Data scientists have released a study into the characteristics of homes and how they give away the likely voting intentions of residents at Thursday’s General Election.
The survey was conducted by TwentyEA - which works extensively with some estate agencies on data research - and covers the whole UK.
There are some obvious conclusions: for example, Conservative constituencies are more likely to be in the South (excluding London) with Labour constituencies are more likely to be in the North. Similarly, the research confirms widely held views that Conservative voters tend to be more affluent than their Labour counterparts. However, some of the findings were far more surprising.
When examining the over-representation of certain property characteristics in different constituencies, it was found that households with the highest incomes - £60,000 or above - were more commonly found in Liberal Democrat voting constituencies.
These constituencies were also far more likely to contain eco-friendly properties, equipped with renewable energy technology.
Conservative constituencies include larger numbers of owner-occupied housing, with properties valued at over £200,000.

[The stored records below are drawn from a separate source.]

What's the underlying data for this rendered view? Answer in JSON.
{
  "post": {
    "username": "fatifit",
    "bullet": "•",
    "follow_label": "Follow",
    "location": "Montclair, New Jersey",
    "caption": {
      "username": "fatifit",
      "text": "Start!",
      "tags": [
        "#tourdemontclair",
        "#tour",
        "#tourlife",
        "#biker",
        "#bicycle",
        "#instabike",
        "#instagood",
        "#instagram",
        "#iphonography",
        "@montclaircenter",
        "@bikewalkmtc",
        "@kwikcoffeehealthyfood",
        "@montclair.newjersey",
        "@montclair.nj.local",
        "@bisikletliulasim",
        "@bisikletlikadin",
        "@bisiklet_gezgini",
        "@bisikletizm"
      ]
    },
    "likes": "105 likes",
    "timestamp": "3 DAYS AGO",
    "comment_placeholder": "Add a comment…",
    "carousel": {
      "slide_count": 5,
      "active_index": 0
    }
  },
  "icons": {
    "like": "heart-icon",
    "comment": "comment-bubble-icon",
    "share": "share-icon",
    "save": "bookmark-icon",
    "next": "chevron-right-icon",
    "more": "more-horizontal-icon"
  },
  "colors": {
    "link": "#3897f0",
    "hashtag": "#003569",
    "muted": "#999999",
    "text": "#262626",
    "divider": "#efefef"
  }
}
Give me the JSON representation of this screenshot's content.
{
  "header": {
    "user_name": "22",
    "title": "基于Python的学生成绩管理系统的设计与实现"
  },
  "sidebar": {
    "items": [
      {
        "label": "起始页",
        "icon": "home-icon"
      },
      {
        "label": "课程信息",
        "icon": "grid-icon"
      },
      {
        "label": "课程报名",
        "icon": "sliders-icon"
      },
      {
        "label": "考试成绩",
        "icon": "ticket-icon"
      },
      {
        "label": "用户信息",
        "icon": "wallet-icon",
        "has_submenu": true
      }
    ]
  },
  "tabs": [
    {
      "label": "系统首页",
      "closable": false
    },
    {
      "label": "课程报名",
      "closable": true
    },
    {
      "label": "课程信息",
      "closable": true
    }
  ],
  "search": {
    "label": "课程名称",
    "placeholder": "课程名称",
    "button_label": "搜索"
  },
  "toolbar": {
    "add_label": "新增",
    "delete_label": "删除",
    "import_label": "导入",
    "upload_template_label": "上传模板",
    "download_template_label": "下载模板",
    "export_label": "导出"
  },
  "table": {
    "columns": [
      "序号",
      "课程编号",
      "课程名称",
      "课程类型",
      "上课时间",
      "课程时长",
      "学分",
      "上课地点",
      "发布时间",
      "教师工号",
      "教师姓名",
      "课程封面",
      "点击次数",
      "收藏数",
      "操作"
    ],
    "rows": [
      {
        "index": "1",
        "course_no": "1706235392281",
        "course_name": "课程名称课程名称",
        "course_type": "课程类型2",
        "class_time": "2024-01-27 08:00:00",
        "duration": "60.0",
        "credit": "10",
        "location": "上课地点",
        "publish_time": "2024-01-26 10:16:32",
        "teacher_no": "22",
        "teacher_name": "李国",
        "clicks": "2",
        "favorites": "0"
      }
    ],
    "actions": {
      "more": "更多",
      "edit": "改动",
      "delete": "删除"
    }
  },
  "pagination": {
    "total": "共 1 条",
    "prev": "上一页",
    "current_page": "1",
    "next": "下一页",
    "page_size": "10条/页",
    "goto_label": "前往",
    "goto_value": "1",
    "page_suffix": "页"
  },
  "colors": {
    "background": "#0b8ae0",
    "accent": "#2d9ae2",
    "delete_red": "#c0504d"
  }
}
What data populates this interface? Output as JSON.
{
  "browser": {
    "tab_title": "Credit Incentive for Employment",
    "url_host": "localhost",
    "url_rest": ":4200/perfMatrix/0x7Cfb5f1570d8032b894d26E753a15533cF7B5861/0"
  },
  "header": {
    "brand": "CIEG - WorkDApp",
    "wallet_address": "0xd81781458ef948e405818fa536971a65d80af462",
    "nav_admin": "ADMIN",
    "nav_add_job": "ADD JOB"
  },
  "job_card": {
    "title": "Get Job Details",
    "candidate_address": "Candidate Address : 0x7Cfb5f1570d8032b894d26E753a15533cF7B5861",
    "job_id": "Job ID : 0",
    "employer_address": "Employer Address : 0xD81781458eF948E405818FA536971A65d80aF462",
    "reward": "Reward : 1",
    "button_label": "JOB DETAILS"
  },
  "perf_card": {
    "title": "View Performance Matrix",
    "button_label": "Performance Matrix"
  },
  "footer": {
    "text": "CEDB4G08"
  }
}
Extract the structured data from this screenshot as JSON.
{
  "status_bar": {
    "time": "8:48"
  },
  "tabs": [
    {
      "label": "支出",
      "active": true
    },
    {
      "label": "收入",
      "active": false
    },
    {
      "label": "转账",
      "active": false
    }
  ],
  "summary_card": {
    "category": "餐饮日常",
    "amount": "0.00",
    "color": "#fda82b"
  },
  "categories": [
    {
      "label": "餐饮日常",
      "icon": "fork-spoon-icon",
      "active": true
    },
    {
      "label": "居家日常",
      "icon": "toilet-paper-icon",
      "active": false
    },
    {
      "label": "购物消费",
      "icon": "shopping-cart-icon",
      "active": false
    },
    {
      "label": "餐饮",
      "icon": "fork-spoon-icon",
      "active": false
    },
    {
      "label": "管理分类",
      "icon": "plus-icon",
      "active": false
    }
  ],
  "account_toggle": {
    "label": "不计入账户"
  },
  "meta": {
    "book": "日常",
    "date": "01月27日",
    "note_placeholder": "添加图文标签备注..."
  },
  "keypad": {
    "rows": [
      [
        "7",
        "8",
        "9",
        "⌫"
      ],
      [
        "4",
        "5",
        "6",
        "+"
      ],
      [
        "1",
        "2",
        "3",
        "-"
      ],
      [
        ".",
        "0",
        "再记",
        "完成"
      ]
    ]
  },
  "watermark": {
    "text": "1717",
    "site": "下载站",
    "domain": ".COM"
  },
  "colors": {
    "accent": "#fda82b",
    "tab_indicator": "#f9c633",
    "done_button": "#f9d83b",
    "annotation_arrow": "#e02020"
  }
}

Properties in these areas are most likely to be detached or semi-detached, with four or more bedrooms and multiple reception rooms. Characteristics often found in Tory constituencies include thatched roofs, wood-burning stoves, converted garages and conservatories.
In Labour seats, properties are primarily social housing or private rentals, valued at below £150,000.
There is an over-representation of flats and terraced housing in these constituencies, which tend to be large urban areas where voters reside in one to two bedroom properties. Here household incomes fall below £30,000 and voters are more likely to live in shared homes, student lets or homes of multiple occupancy.
Constituencies voting for Nationalist parties - so in Scotland, Wales and Northern Ireland - also have strong similarities where property characteristics are concerned.
In these areas, analysts found high numbers of social housing and private rentals, with more voters living in sparse, remote settlements. In these constituencies voters are more likely to live in listed buildings or new builds constructed over the last decade.
It is also more common for these voters to rely on alternative fuels such as LPG, oil, electricity and coal.